We got up fairly early today to make sure we were in time for our free breakfast at the hotel – more beef pho, yum. We’d decided that the best thing do to explore Hanoi would be to get purposefully lost so we could see things that we didn’t get the chance to last time. So everytime we saw an interesting street, we went down it. We left at 9.30am and got back at 4pm so the plan worked quite well.

Hanoi is such an interesting place to walk around; especially the Old Quarter. It is a hectic labryrinth of tiny streets of a mix of modern and old French-style buildings

and stuffed full of people on motorbikes. There are nearly 7 million people in Hanoi and nearly 3.5 million motorbikes. That means that walking around is something only tourists and street sellers really do as everyone else has a bike. It also means that you offered a scooter or a pedalo ride every 5 seconds because all the Vietnamese think you are mad to walk anywhere. And to be honest, I agree with them sometimes – walking is fine but stopping a stupid idea as unless the Vietnamese are eating, drinking or selling, they are moving. If you stop, you will always be in someone’s way (which is why finding a bar with a balcony is such a good idea!). Traffic comes at you from all directions and using the pavement is an acceptable shortcut, as is jumping the red lights (which only stop one lane of traffic anyway!). I blame the F1-style traffic lights as they give you a countdown in seconds til when they will turn green again…

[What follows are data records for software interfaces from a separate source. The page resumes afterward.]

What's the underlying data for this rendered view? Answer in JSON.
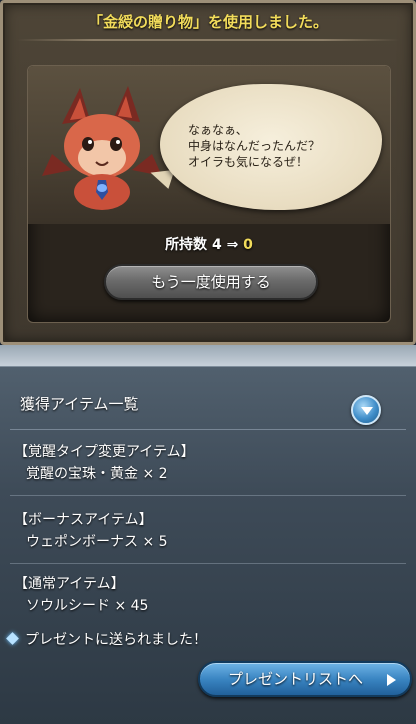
{
  "dialog": {
    "title": "「金綬の贈り物」を使用しました。",
    "speech_lines": [
      "なぁなぁ、",
      "中身はなんだったんだ？",
      "オイラも気になるぜ！"
    ],
    "possess": {
      "label": "所持数",
      "from": "4",
      "arrow": "⇒",
      "to": "0"
    },
    "reuse_button": "もう一度使用する"
  },
  "rewards": {
    "header": "獲得アイテム一覧",
    "sections": [
      {
        "title": "【覚醒タイプ変更アイテム】",
        "item": "覚醒の宝珠・黄金 × 2"
      },
      {
        "title": "【ボーナスアイテム】",
        "item": "ウェポンボーナス × 5"
      },
      {
        "title": "【通常アイテム】",
        "item": "ソウルシード × 45"
      }
    ],
    "sent_message": "プレゼントに送られました！",
    "present_button": "プレゼントリストへ"
  },
  "icons": {
    "collapse": "chevron-down-icon",
    "sent": "diamond-icon",
    "present_arrow": "play-arrow-icon"
  },
  "colors": {
    "title_yellow": "#f2dc5b",
    "button_blue": "#3a85c2"
  }
}
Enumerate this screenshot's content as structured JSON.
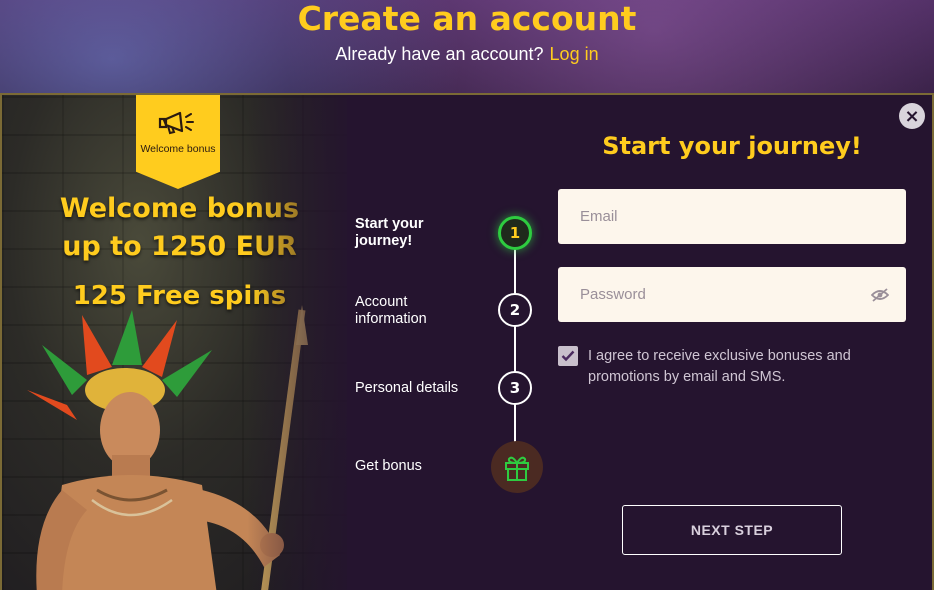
{
  "page": {
    "title": "Create an account",
    "login_prompt": "Already have an account?",
    "login_link": "Log in"
  },
  "promo": {
    "ribbon_label": "Welcome bonus",
    "ribbon_icon": "megaphone-icon",
    "headline_1": "Welcome bonus",
    "headline_2": "up to 1250 EUR",
    "headline_3": "125 Free spins"
  },
  "steps": [
    {
      "label": "Start your journey!",
      "number": "1",
      "active": true
    },
    {
      "label": "Account information",
      "number": "2",
      "active": false
    },
    {
      "label": "Personal details",
      "number": "3",
      "active": false
    },
    {
      "label": "Get bonus",
      "icon": "gift-icon",
      "active": false
    }
  ],
  "form": {
    "title": "Start your journey!",
    "email_placeholder": "Email",
    "password_placeholder": "Password",
    "agree_checked": true,
    "agree_text": "I agree to receive exclusive bonuses and promotions by email and SMS.",
    "next_label": "NEXT STEP"
  },
  "colors": {
    "accent": "#ffcc1e",
    "background": "#25142f",
    "active_step": "#2ecc40"
  }
}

As everything is done on the street or from the scooters/bikes, there is no space to walk on the pavement. Women prepare food and cook it out by their stalls, men fix bikes or give haircuts right on the pavement so walking in the street is the only option, but they seem to have a good system of beeping their horns if they feel anyone is particularly close to death. This way you get a fair warning but it does mean that every step of your walk is punctuated by bike horns amongst all the general chatter and clamour. However, we found an outside barber today who did a great job on Craig’s hair in no time at all and for about £1.50

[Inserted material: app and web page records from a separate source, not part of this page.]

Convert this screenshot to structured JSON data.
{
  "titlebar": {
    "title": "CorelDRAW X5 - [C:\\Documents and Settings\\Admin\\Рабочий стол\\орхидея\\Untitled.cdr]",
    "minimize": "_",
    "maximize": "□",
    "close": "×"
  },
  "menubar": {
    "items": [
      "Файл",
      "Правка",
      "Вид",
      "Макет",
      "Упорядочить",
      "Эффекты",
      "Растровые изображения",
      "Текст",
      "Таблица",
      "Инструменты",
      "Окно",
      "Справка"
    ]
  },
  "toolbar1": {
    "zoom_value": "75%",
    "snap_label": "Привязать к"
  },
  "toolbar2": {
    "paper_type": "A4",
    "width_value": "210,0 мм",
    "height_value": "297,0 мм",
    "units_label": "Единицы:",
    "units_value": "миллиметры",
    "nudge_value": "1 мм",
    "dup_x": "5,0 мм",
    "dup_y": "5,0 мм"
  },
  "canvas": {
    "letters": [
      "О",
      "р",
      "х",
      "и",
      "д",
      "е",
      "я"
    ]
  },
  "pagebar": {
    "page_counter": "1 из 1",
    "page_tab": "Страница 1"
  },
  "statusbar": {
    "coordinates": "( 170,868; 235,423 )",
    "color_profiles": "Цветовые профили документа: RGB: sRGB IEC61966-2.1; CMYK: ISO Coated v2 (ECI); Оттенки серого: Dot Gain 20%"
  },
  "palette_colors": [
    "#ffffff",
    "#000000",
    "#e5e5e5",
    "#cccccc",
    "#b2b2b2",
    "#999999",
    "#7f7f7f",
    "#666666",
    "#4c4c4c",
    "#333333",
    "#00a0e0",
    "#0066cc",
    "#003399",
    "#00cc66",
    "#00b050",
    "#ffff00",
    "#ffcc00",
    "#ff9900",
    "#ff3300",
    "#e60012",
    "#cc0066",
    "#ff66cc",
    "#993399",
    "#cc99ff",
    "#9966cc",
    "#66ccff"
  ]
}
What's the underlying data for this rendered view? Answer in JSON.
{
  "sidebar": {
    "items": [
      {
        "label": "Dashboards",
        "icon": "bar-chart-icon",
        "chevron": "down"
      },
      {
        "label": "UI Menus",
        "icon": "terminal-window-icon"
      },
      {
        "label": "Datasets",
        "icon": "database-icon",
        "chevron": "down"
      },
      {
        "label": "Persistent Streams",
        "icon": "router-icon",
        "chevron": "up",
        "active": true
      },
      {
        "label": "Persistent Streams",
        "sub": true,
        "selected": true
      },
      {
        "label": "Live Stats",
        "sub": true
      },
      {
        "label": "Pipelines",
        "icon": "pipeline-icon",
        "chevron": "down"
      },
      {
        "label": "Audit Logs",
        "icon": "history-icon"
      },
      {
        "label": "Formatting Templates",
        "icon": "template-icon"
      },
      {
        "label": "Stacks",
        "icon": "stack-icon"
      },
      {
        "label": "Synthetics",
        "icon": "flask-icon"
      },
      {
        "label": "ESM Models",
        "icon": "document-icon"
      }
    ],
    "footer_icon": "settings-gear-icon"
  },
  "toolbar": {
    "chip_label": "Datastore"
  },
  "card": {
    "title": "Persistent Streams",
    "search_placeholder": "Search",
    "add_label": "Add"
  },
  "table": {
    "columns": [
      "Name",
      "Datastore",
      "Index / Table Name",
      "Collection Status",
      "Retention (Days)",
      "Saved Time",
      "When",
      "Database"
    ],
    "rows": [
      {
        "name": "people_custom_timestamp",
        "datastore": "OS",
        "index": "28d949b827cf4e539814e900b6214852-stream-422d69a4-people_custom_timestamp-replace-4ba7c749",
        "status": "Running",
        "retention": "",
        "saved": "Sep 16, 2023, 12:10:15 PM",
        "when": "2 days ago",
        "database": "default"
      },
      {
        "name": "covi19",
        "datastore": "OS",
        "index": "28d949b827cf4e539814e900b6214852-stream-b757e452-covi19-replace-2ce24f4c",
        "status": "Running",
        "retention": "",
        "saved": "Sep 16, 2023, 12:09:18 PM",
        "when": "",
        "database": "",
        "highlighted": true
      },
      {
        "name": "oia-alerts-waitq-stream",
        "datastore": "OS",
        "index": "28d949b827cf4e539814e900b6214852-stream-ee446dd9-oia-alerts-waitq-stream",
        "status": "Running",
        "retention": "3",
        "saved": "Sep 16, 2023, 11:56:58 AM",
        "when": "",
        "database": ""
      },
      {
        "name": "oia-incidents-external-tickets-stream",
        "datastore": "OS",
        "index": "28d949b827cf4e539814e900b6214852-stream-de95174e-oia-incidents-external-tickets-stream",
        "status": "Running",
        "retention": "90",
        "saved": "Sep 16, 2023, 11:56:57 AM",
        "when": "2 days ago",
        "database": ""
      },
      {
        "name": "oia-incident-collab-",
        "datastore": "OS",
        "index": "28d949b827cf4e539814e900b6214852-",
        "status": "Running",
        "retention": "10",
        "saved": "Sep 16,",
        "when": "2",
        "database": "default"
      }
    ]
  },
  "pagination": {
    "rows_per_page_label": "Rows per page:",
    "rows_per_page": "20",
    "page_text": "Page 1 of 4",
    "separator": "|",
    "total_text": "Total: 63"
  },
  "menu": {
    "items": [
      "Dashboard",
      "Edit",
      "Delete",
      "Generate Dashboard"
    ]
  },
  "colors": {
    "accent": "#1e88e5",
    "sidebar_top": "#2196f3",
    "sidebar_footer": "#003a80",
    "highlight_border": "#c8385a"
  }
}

Craig’s best catalogue pose

Crossing the road can be a challenge but we’ve learned that making eye contact with the people whizzing past and never, ever stopping as it confuses people are the best ways to avoid getting squished. It is quite hard though when there’s so much to see – whether it’s the motorbike with 50 bags of live goldfish attached to the back of it, the birds in the cages outside shops which apparently bring them good luck (not sure the birds themselves feel that lucky!)

and market stalls selling everything from snails to stoves to roasted whole dog. The weird thing is that in Hanoi, if you see a stall such as this – selling decorations for the upcoming tết festival, or New Year –

it probably means that the whole street is likely to be selling exactly the same thing.

So if you want sunglasses, you go to sunglasses street where every shop and stall only sells sunglasses, if you want rope you go to rope street etc. I am not sure of the reason for it but it is very strange when you’re used to shops selling everything you need under one roof.

It will be nice to be here for New Year’s as apparently it is a great party lasting three days where everything shuts down and people celebrate. There are lots of these trees around

– peach flowers – and kumquat trees as they are meant to symbolise luck and happiness. I am not sure precariously balancing eight of these on your bike to ride home with will automatically bring you luck though :I

We stopped for lunch on a street corner and had a lovely meal – you add a plate of cold noodles, a little dish of very hot chillies (excellent!) and fresh Vietnamese herbs to a spicy broth containing sliced mystery vegetable and spring onions. You then add meat that was barbecued in front of you. It was incredible

and only £2.30 for two meals and two Cokes, which is unbelievable really. The money here gets some getting used to – £1 is 32,000 dong. This means if you take out enough cash to pay for tours etc you are a millionaire :)

We have booked a tour to Halong Bay for tomorrow and then when we get back we might think about heading South as although Hanoi is an experience, it’s not somewhere you can really relax and take your time over!